# [Problem to work on]
Restate the records below word for word.

# [Provided data]
# # # # #

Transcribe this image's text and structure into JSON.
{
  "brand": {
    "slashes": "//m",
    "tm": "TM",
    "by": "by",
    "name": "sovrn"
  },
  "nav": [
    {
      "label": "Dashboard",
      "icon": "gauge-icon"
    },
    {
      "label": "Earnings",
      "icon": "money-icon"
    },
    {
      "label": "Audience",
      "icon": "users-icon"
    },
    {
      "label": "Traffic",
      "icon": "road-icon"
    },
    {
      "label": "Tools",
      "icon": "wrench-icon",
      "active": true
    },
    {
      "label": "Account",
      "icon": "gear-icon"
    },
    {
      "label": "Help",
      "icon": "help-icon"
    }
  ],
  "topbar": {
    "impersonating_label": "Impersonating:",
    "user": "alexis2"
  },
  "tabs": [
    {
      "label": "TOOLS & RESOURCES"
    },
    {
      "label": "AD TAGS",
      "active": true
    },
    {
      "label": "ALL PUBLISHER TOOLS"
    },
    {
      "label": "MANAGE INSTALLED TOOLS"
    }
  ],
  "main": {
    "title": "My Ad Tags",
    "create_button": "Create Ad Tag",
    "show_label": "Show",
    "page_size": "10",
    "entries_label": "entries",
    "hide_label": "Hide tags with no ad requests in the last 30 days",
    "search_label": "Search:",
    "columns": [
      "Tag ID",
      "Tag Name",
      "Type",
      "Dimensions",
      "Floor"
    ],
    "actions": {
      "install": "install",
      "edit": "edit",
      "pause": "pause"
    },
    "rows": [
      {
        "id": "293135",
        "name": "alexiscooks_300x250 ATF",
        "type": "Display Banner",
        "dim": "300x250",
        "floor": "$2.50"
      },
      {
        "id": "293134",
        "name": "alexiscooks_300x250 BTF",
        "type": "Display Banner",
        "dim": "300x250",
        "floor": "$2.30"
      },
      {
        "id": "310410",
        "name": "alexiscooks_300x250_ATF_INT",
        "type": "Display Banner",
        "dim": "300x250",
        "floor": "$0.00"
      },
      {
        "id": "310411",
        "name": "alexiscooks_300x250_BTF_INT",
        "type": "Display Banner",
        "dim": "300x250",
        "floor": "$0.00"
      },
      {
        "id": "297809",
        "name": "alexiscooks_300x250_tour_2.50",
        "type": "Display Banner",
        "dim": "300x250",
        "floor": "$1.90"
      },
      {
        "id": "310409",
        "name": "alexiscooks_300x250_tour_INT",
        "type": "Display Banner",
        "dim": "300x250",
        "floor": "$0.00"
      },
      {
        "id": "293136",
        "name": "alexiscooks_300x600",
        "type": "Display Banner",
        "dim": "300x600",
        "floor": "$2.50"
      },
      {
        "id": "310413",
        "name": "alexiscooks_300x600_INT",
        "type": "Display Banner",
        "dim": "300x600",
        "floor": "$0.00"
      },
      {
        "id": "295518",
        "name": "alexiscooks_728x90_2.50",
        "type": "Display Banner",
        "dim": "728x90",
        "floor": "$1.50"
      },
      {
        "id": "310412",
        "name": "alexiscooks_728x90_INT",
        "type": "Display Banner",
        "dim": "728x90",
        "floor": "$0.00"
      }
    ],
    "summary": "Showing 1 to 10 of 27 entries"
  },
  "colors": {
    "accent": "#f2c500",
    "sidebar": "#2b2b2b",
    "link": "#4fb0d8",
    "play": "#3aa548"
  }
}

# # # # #

# [Answer section]
Transcribe this image's text and structure into JSON.
{
  "brand": {
    "slashes": "//m",
    "tm": "TM",
    "by": "by",
    "name": "sovrn"
  },
  "nav": [
    {
      "label": "Dashboard",
      "icon": "gauge-icon"
    },
    {
      "label": "Earnings",
      "icon": "money-icon"
    },
    {
      "label": "Audience",
      "icon": "users-icon"
    },
    {
      "label": "Traffic",
      "icon": "road-icon"
    },
    {
      "label": "Tools",
      "icon": "wrench-icon",
      "active": true
    },
    {
      "label": "Account",
      "icon": "gear-icon"
    },
    {
      "label": "Help",
      "icon": "help-icon"
    }
  ],
  "topbar": {
    "impersonating_label": "Impersonating:",
    "user": "alexis2"
  },
  "tabs": [
    {
      "label": "TOOLS & RESOURCES"
    },
    {
      "label": "AD TAGS",
      "active": true
    },
    {
      "label": "ALL PUBLISHER TOOLS"
    },
    {
      "label": "MANAGE INSTALLED TOOLS"
    }
  ],
  "main": {
    "title": "My Ad Tags",
    "create_button": "Create Ad Tag",
    "show_label": "Show",
    "page_size": "10",
    "entries_label": "entries",
    "hide_label": "Hide tags with no ad requests in the last 30 days",
    "search_label": "Search:",
    "columns": [
      "Tag ID",
      "Tag Name",
      "Type",
      "Dimensions",
      "Floor"
    ],
    "actions": {
      "install": "install",
      "edit": "edit",
      "pause": "pause"
    },
    "rows": [
      {
        "id": "293135",
        "name": "alexiscooks_300x250 ATF",
        "type": "Display Banner",
        "dim": "300x250",
        "floor": "$2.50"
      },
      {
        "id": "293134",
        "name": "alexiscooks_300x250 BTF",
        "type": "Display Banner",
        "dim": "300x250",
        "floor": "$2.30"
      },
      {
        "id": "310410",
        "name": "alexiscooks_300x250_ATF_INT",
        "type": "Display Banner",
        "dim": "300x250",
        "floor": "$0.00"
      },
      {
        "id": "310411",
        "name": "alexiscooks_300x250_BTF_INT",
        "type": "Display Banner",
        "dim": "300x250",
        "floor": "$0.00"
      },
      {
        "id": "297809",
        "name": "alexiscooks_300x250_tour_2.50",
        "type": "Display Banner",
        "dim": "300x250",
        "floor": "$1.90"
      },
      {
        "id": "310409",
        "name": "alexiscooks_300x250_tour_INT",
        "type": "Display Banner",
        "dim": "300x250",
        "floor": "$0.00"
      },
      {
        "id": "293136",
        "name": "alexiscooks_300x600",
        "type": "Display Banner",
        "dim": "300x600",
        "floor": "$2.50"
      },
      {
        "id": "310413",
        "name": "alexiscooks_300x600_INT",
        "type": "Display Banner",
        "dim": "300x600",
        "floor": "$0.00"
      },
      {
        "id": "295518",
        "name": "alexiscooks_728x90_2.50",
        "type": "Display Banner",
        "dim": "728x90",
        "floor": "$1.50"
      },
      {
        "id": "310412",
        "name": "alexiscooks_728x90_INT",
        "type": "Display Banner",
        "dim": "728x90",
        "floor": "$0.00"
      }
    ],
    "summary": "Showing 1 to 10 of 27 entries"
  },
  "colors": {
    "accent": "#f2c500",
    "sidebar": "#2b2b2b",
    "link": "#4fb0d8",
    "play": "#3aa548"
  }
}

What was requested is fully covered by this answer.